March – “Root activity starts again as the soils warm. This is when we spray BD500, which is a tea of composted cow manure, on the soil below the vines. We usually do two applications about two weeks apart, but sometimes three if needed.”
April – “We observe bud break and new shoot growth and make additional applications of compost if we see a need. This is also when we dig up our composted BD500 from the previous fall, clean and store it for the next spring. We also start vine leaf sprays to enhance vine health and help fend off mildew. This is also a time when we do a deep cultivation in every other vine row to break up soil compaction and let oxygen permeate the soil, allowing for the growth of the desired aerobic soil organisms. Lastly, we prepare the BD501 silica spray for the following year.”
May – “This month is a usual month with grape-growing tasks of cultivation around the vines and the hand work of removing extra shoots.”
June – “This month is a critical time when our vines bloom and we apply our first spray of BD 501. Timing of this is weather dependent, and earlier sprays of BD 501 can help in cooler years. This is also the time of the summer solstice, so we need to ensure that our vines are in peak health to take full advantage of the long days of sunlight and bloom and set fruit in a way that gives us a good crop.”
July & August – “Here we focus on keeping the vines clean and healthy and the fruit developing. Depending on weather and the character of the vine growth for that year, we may need additional sprays of BD 501.”

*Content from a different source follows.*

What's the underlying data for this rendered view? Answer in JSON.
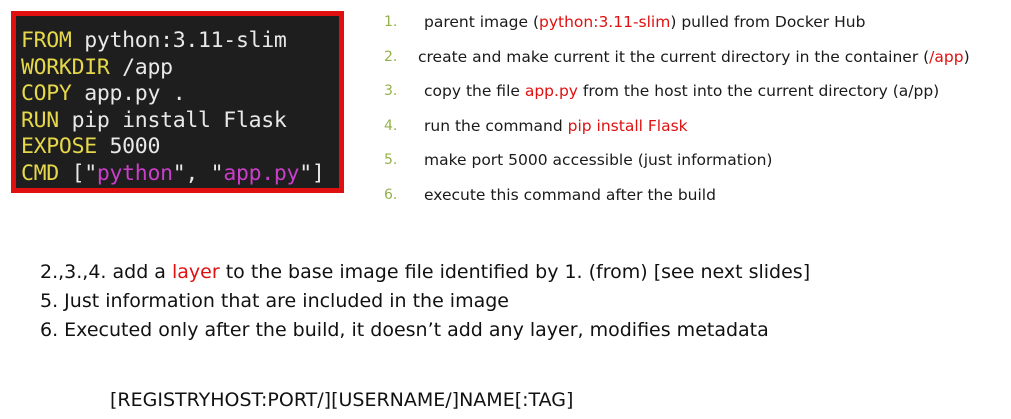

September – “By this time the vines are well on their way toward harvest. We should be seeing color change in the grapes and sugar development. In cooler years this would be a time to apply Valerian or even more BD501 to try to accelerate color change and the process of ripening. This is when we prepare and start the composting of the BD 500.”
October – “This month is devoted to harvest and winemaking.”
November – “We begin building our compost piles using a mix of pressed grape skins, collected leaves, straw and other plant materials and manure from our neighbors’ animals. Once the piles are built, we monitor the internal temperature to ensure they aren’t getting too hot and killing off the beneficial organisms. Turning is necessary to bring in air and cool off the piles. At this time, there is also a last flush of root activity when root hairs grow, and the vines are storing nutrients for the following spring. This is when we do our fall soil spray of BD 500. This is also the time we apply the previous years’ compost to the vineyards.”
December – “Once the compost piles have slowed down their initial burst of activity, we add the BD preparations 502 through 507 to the piles as “starter” substances to help in the production of the various nutritional components needed for healthy vine growth.”
“I think the biggest difference in farming with biodynamic practices is that we train our observation skills to be highly attuned to all aspects of the vines physical character, i.e. color, gesture, growth, general physical posture. We taste different parts of the plant to determine the ‘quality’ of the growth. Our own senses are our best tools once they are refined for the task,” Marchesi said.
Ultimately biodynamic agriculture will benefit the land, the crop, and for vineyards, the wine, all with the added benefit of taking care of Mother Earth.
“Biodynamic farming is a very proactive, very deliberate activity in which you engage in additional action to bring life and health to your farm. Vineyards grown with biodynamic practices tend to have less variation in wine character than chemically grown, irrigated vines. With deeper roots and balanced growth, they are somewhat more resistant to the extremes in weather. Biodynamic vines do, however, tend to express more of the place they are grown as opposed to a vintage.”